As the world continues to develop and expand, I find it very difficult to enjoy moments of peace. Ever since I was younger, I was always taught that home should be a place of peace that no one should be allowed to disturb. The mentality behind this was so that when the rest of the world felt out of balance, home could be a place where you can find rest. However, what do you do when the peace that you once received has been disturbed in the place you once called home? For those who grew up in the church and has experienced traumatic hurt knows exactly what this feels like.
Being raised in the church myself, I have had my fair share of moments where I felt hurt and abandoned by the church circles that I was supposed to consider home. Many who understand church culture knows that it is supposed to be a community of fellow believers who worship the same God. As more people feeling the hurt leave these communities that they were once apart of, there tends to remain a lot of questions. “What should I do now?” “How can I heal from this?” “How can I trust God if he allowed this to happen?” If you have asked these questions or in this space currently, just know that you are not alone. As more stories related to church sexual abuse, traumatic experiences, and racial injustice come to light, it is clear that there is room for healing and redemption all around.
Social media and news outlet continue to guide the current trends, including the idea of deconstruction. Deconstruction culture continues to make a way for those who have been hurt by the church community and has even created a platform for so many individuals. This idea stems from the concept of a person restructuring and rethinking their understanding of what it means to be a Christian in today’s world. For some, they have found it helpful in restoring their faith and trust in God. For others, it has led to those turning from the faith completely. As a social worker and a mental health therapist, I have been given a great opportunity to walk alongside others who may have gone through similar experiences. Even though there were things I wrestled with when it came to my faith, I realized that I was trying to mend and give credit to the wrong relationships. For me, it was more about my relationship with God and how he was the home that I needed to regain my peace. For years, I allowed other humans to be that for me and every time, a portion of my peace was disturbed. This is because as humans we are not perfect, and we are going to mess up in some way or another.

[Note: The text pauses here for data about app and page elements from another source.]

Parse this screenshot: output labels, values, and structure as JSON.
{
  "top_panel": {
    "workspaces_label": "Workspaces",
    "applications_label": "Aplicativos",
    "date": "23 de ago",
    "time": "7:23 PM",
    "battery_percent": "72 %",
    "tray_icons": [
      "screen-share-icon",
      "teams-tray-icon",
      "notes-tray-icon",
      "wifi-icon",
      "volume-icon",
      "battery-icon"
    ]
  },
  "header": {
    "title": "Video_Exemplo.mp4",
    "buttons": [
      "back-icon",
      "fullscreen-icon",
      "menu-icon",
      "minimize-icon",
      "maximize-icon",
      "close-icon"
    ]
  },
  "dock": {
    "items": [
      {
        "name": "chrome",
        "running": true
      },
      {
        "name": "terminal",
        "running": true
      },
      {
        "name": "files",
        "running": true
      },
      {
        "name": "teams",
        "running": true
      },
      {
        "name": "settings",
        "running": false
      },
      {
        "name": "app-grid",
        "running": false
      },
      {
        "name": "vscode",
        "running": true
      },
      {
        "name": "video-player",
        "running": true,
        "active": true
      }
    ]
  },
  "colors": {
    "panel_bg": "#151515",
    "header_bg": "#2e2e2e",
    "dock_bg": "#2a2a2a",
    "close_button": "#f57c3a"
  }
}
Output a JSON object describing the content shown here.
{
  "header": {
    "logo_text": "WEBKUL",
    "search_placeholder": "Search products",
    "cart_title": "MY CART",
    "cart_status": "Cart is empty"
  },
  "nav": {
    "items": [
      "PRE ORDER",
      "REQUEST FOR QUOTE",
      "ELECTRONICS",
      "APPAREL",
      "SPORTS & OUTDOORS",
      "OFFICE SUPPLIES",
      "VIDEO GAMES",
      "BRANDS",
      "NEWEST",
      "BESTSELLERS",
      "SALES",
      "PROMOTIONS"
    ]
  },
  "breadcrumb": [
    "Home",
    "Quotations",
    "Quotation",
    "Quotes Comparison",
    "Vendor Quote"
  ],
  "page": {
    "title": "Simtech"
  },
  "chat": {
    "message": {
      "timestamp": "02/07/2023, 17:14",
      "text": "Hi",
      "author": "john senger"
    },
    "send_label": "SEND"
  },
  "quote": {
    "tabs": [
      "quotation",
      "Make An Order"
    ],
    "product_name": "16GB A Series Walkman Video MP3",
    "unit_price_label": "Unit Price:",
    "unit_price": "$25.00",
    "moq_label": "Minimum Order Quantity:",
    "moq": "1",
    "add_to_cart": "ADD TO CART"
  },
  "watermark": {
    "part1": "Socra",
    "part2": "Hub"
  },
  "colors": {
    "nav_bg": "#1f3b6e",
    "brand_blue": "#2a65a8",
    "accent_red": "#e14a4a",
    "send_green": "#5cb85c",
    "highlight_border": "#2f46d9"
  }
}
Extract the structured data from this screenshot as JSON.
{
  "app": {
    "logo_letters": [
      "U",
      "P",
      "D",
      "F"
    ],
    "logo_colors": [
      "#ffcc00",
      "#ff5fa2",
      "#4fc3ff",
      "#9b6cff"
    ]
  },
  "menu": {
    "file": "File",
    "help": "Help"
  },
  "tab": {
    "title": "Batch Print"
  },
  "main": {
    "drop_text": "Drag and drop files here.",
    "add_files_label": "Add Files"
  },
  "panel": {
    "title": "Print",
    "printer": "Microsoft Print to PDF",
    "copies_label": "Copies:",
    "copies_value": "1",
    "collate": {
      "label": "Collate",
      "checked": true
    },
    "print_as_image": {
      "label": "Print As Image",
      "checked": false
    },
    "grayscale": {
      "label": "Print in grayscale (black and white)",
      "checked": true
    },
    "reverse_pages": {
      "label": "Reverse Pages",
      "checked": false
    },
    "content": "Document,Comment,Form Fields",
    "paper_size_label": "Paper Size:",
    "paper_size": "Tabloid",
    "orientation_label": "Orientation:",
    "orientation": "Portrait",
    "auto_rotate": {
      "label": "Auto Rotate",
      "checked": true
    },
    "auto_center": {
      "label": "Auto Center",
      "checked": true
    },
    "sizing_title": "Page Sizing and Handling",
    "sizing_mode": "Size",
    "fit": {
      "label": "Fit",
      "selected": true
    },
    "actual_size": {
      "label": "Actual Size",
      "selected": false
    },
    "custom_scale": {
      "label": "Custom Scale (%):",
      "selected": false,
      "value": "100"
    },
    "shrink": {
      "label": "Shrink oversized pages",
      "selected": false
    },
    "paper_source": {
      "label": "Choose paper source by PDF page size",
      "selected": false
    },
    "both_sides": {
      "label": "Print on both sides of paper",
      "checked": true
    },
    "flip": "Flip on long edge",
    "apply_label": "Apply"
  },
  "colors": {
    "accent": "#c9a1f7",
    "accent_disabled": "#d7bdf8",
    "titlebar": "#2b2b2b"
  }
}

One thing that I always want to instill and teach my clients is how to gain and build resiliency in their lives. As I was reading through some research articles, this passage of “Trauma and Resilience in the Church” by Carolyn Custis James (2018) spoke to me:
“It is also true—and we have biblical support for this—that survivors of trauma of every kind have given us some of the deepest theology we possess. Job's stories are borne of trauma. Hagar, Naomi, Hannah, and Esther are a few examples. These sufferers give us permission to wrestle with the deepest questions human beings ever ask” (p. 4).
These figures are great examples of faith who experienced trauma but gained resiliency with the help of them trusting in their relationship with God.
If you are someone who has or is currently experiencing church trauma, remember that you have support. You are not alone in your experience and your experience is a part of your unique story. As the church, we must strive to do better to create spaces of healing and safety for everyone. Let us be a community of encouragement and advocacy for those who feel like they do not have a voice!
James, C. C. (2018). TRAUMA AND RESILIENCE IN THE CHURCH. A JOURNAL FOR THE THEOLOGY OF CULTURE, 2-8.